The similarities here are not lost on us. The Apple Expo in Paris was able to continue for a little bit after Apple pulled out, but ultimately, it had to be put down. The same thing essentially happened to the now-defunct Macworld New York (previously Macworld Boston) conference that used to happen every summer before it got reduced to a single yearly gathering in San Francisco. While IDG claims that it plans to keep the Macworld Expo going at least through 2010 (and hopefully longer), the 800-pound gorilla in the room is the sad realization that such a thing may not happen for long.
I’ve always thought there couldn’t be any good reason for Twitterific to have such laggy scrolling, and for other iPhone applications to be so convoluted (actually, I’m not quite a fan of Twitterific’s interface either); well, here’s a small guy showing everyone how it’s done.
The interface is simple, everything is where it should be yet every single functionality you can need is there — the interface design is just perfectly prioritized (except for theme switching being buried in the iPhone’s Settings app, which is alway annoying).
Perfectly worth the price. (Well, you could be using Twitter’s mobile web interface, but it’s not nearly as full-featured.)
Almost like the domain game of 1995, I grabbed some of the best Twitter usernames, because I could see value in their use in the future. […]
Last night, “celtics” was pulled from me. You moved my account to “bc fan news“. I’m running a fan account with news on the Boston ‘Celtics’. […] In prior weeks, I lost ’stanford’ and ‘bostoncollege’. Why not give them [The Boston Celtics] the username ‘bostonceltics’ instead? Why was my ‘celtics’ one swiped?
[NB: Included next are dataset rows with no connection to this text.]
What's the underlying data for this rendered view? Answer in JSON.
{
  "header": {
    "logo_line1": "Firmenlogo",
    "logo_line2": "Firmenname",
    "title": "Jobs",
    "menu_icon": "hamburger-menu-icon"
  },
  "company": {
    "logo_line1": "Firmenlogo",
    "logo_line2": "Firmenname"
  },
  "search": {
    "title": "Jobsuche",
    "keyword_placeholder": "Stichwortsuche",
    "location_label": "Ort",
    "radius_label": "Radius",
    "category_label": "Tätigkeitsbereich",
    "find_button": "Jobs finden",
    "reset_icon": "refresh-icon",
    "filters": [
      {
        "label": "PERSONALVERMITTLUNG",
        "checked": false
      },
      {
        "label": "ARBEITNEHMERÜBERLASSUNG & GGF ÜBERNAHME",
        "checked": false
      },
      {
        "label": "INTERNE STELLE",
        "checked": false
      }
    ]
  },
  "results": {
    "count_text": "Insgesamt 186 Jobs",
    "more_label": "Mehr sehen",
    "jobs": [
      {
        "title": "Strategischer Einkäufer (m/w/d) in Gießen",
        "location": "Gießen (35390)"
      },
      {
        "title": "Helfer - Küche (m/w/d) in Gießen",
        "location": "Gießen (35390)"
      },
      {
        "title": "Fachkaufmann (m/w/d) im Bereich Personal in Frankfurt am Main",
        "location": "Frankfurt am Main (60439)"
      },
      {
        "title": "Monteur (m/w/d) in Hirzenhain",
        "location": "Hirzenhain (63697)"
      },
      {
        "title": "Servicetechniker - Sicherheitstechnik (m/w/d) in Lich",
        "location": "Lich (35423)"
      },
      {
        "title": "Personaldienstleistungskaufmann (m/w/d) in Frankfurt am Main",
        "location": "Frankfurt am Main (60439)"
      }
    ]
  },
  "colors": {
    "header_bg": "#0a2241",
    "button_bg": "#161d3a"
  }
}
Why was anyone’s username swiped?
I had no idea that the terms of service (what? did you read them?) included that Twitter reserves “
the right to reclaim usernames on behalf of businesses or individuals that hold legal claim or trademark on those usernames,” and I think that’s great. It makes Twitter look pretty ridiculous when Britney’s account has to be “therealbritney,” to use the most famous example — if you just know that she has a page, but don’t know its name, the only way you can find it is a Google search, and that’s just not right.
Sure, it’s a little troublesome that the decision process is completely opaque and we have to assume they decide who’s the “rightful” owner of a user name based on the highest bidder, but what can you expect? This is a private business; they’re not going to ask the World Intellectual Property Organization to arbitrate disputes.
I love/hate the idea that music producers have to test their music on crappy speakers the same way we develop for MSIE.
Whenever I try a new or updated GTD/storage app (such as Evernote or Yojimbo), I always think longigly of how well OS X’s Finder could do everything I need if it only had a few additional functionalities (such as tagging, or easier, less modal search — I hate how searching in the Finder transforms the current window into a Spotlight window, instead of just performing the search where you are). The thing is, I always forget about non-free accessories such as Leap, which is just what I need: a Yojimbo-like interface to the Finder.
And the idea of coupling it with Dropbox is great: you get Leap’s browsing, searching and tagging interface; direct access to all your contents with any OS X application; transparent synchronization across as many computers as you need (including PCs); and a nice web interface with an optimized iPhone version I didn’t know existed.
The only question is how secure it really is, but that’s just the same as Evernote (or Yojimbo with MobileMe synchronization, for that matter): you can just keep your sensitive information out of the Dropbox folder, or encrypt it.
Dropbox provides 2GB of storage for free, and my current Yojimbo library is 300MB, so I’m gonna give this a test drive right away.